  • Taxable supplies: Supplies (deliveries of goods and services) that are subject to VAT.
  • Domestic tax: VAT levied on services provided in Switzerland.
  • Procurement tax: A tax on services provided to Swiss recipients by companies based abroad.
  • Special rates: Reduced VAT rates for certain goods or services, e.g. accommodation services.
  • VAT settlement: The process of calculating the VAT owed by deducting input VAT from the VAT received.
  • Net principle: The principle according to which VAT is only charged on the net value (excluding VAT) of a service.
  • Tax exemptions: Certain services that are exempt from VAT, e.g. medical treatment or educational services.

Additional legal and regulatory aspects

  • Civil Code (CC): Governs legal relationships between private individuals and, alongside the Code of Obligations (CO), is a central element of Swiss private law.
  • Anti-Money Laundering Act (AMLA): Aims to combat money laundering and the financing of terrorism by obliging financial intermediaries to comply with certain due diligence and reporting requirements.
  • Federal Direct Federal Tax Act (DBG): Regulates the levying of direct federal tax on the income of natural persons and the profits of legal entities.
  • Federal Act on the Harmonization of Direct Taxes of the Cantons and Communes (StHG): Promotes the harmonization of cantonal tax laws, in particular with regard to tax objects, the tax period and tax calculation.
  • Federal Value Added Tax Act (MWSTG): The specific law that regulates the collection of VAT in Switzerland, including rates, taxable supplies and the obligations of taxable persons.

Additional concepts in finance

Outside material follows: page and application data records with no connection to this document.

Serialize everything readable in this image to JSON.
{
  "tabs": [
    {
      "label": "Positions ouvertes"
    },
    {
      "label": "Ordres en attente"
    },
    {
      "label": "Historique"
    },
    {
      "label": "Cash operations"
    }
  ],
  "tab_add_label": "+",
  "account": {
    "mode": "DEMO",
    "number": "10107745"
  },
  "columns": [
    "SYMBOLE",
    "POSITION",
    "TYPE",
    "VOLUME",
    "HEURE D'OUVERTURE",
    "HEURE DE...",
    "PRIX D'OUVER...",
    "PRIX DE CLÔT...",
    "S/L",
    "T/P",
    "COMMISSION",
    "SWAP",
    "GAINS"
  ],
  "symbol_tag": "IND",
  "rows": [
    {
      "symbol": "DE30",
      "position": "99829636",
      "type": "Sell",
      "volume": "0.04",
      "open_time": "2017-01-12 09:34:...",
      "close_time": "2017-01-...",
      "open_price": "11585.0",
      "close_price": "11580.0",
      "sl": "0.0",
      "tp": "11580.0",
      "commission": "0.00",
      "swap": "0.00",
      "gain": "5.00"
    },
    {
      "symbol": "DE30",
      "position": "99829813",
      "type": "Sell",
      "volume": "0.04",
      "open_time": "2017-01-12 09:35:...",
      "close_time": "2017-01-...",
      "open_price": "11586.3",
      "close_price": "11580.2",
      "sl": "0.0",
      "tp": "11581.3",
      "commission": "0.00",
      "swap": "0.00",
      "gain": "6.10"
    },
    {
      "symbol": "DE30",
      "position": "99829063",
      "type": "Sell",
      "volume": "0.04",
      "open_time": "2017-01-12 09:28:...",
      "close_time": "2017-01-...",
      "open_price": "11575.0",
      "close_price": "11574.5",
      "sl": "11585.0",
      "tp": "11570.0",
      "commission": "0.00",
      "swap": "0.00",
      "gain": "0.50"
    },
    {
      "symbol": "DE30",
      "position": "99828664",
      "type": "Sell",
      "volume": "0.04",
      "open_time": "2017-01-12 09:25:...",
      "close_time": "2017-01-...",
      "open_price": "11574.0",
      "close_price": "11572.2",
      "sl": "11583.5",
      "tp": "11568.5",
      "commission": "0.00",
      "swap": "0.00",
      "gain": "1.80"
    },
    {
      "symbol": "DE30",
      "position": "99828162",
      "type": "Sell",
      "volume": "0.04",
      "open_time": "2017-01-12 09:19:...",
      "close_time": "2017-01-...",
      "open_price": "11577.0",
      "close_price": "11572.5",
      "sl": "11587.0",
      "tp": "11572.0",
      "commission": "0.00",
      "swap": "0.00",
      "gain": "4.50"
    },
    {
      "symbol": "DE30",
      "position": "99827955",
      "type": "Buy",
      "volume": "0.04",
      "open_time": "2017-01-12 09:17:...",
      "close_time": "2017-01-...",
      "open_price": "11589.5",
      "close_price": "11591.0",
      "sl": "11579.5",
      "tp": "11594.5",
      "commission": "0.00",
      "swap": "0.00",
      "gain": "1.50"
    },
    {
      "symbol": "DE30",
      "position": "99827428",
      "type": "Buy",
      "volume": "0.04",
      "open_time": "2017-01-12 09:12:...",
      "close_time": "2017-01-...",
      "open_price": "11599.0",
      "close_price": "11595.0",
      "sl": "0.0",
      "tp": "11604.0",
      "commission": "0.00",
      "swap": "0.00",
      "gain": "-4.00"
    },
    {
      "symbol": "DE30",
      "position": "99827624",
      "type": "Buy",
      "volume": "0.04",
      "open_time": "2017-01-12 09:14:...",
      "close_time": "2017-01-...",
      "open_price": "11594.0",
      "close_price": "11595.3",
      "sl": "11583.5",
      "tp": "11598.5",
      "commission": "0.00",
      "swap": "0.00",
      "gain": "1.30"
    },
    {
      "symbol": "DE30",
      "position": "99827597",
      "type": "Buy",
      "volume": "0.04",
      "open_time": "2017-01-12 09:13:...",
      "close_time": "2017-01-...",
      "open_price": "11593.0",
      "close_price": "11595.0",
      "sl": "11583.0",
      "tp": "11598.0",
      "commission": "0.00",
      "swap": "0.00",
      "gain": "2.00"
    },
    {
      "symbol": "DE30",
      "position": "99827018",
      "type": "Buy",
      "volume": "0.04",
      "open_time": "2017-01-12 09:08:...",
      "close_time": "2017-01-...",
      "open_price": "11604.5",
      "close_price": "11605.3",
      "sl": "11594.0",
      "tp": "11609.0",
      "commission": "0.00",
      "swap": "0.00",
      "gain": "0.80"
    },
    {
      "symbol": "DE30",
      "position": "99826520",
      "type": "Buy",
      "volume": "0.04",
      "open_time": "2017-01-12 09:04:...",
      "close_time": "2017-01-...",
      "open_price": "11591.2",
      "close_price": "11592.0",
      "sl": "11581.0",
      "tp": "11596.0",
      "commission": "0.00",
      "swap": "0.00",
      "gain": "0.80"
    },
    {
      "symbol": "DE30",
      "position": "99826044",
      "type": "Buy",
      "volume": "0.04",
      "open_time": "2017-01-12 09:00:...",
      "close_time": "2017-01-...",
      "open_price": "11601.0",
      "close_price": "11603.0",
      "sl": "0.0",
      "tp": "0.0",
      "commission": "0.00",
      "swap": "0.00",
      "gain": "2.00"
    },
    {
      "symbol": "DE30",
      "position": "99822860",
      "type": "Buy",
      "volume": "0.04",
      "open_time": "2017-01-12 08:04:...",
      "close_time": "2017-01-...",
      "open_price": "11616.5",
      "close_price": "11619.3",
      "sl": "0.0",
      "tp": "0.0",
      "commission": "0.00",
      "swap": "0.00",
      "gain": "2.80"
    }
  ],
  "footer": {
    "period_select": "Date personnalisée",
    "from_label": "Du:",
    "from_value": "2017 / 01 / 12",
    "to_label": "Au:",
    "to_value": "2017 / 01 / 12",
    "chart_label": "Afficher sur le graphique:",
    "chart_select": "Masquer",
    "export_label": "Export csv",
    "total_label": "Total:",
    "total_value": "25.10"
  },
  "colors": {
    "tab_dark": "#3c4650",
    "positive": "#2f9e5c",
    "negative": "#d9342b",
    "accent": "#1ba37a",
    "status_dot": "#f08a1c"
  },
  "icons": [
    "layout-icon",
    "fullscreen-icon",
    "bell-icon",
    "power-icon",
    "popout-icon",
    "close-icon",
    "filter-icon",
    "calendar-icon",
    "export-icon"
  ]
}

  • Cash flow statement: A financial statement that shows the changes in a company›s cash and cash equivalents, broken down into operating, investing and financing activities.
  • Corporate governance: refers to the way in which a company is managed and controlled with the aim of ensuring efficient, responsible and transparent management of the company.
  • Sustainability reporting: The process by which companies report on their environmental, social and governance (ESG) performance to inform stakeholders about their sustainability practices.
  • FINMA circulars: Documents published by FINMA to provide interpretations and explanations of regulatory requirements and facilitate the implementation of supervisory practices.

Additional job profiles and qualifications

  • Certified Public Accountant (CPA): In some countries, a professional qualification for auditors, which is equivalent to the “Dipl. Wirtschaftsprüfer” in Switzerland.
  • Specialist in finance and accounting with a federal certificate: People with this qualification have in-depth knowledge of financial accounting, controlling and financial management.

Would you like a fiduciary consultation? Let’s work together.